Derenzo and Moses believe they will be able to find scintillators that are perhaps five times brighter and emit light 10 times faster than those now available. This would double the resolution of spatial detail that the LBL instrument can achieve. Additionally, new medical tracers could be used, providing both sharper images and the ability to investigate additional disease processes. The researchers say comparable enhancements are feasible for other scintillator-based detectors.
Until Derenzo and Moses took on this mission, the search for better scintillators depended upon serendipity.
"Scintillator detectors use crystals," explains Derenzo. "Those of us interested in scintillators were always on the lookout for unusual crystal materials. We would wait for a crystal to fall into our lap and then test it. Unfortunately, relatively few compounds exist as natural crystals, so researchers would try to synthetically crystallize a compound. Millions of dollars and many years can be spent figuring out how to create these crystals. Then the moment of truth arrives: You test it and discover whether you have a new scintillator or a dud."
The element of surprise may be unavoidable. Almost every scintillator discovered seems to emit light through its own unique physical mechanisms. As of now, scientists cannot reliably predict what materials are going to be good scintillators. Despite this obstacle, the LBL researchers have devised a better way to look for the flash of scintillation.
"Our approach doesn't require crystal samples," said Moses. "We are able to use powders, which are more accessible. Tens of thousands of compounds can easily be formulated as powders. The range of materials that we can test is unprecedented."
A combination of properties determines the usefulness and limitations of a scintillator.
To begin with, gamma rays are highly penetrating, so the material must have stopping power. Otherwise, no interactions will occur that cause the material to emit light. To stop gamma rays, the scintillator material must be dense and have a relatively high atomic number. Alternatively, a thick section of material can be used, but this can be expensive. Worse, the thicker the material, the lower the resolution of the images produced by the scintillator detector.

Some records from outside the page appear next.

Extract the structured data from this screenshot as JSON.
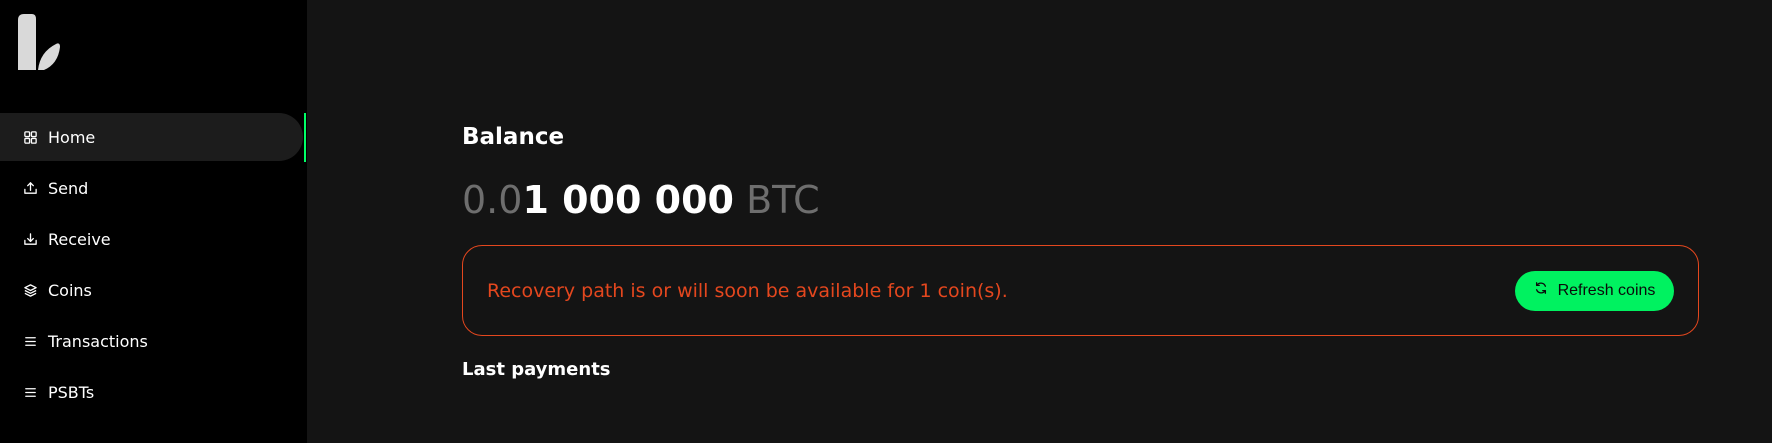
{
  "sidebar": {
    "logo_icon": "wallet-logo",
    "items": [
      {
        "label": "Home",
        "icon": "grid-icon",
        "active": true
      },
      {
        "label": "Send",
        "icon": "upload-icon",
        "active": false
      },
      {
        "label": "Receive",
        "icon": "download-icon",
        "active": false
      },
      {
        "label": "Coins",
        "icon": "layers-icon",
        "active": false
      },
      {
        "label": "Transactions",
        "icon": "list-icon",
        "active": false
      },
      {
        "label": "PSBTs",
        "icon": "list-icon",
        "active": false
      }
    ]
  },
  "main": {
    "balance_title": "Balance",
    "balance": {
      "dim_prefix": "0.0",
      "strong_part": "1 000 000",
      "unit": "BTC"
    },
    "alert": {
      "text": "Recovery path is or will soon be available for 1 coin(s).",
      "button_label": "Refresh coins",
      "button_icon": "refresh-icon"
    },
    "last_payments_title": "Last payments"
  },
  "colors": {
    "accent": "#00f260",
    "warning": "#e4471e",
    "sidebar_bg": "#000000",
    "main_bg": "#141414"
  }
}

Light output or brightness is a second critical quality. Derenzo and Moses are looking for materials that are relatively efficient at transforming ionizing energy into photons. The most efficient known inorganic scintillator, sodium iodide, emits 10 percent of the ionizing energy as light. Bismuth germanate, the material most commonly used to create PET scans, has an efficiency of only two percent.
Some materials are faster light-emitters than others. Generally, the shorter the time between the arrival of incoming gamma rays and the resultant flash, the less blurry the image.
Part Two of the Article: The Flash of Discovery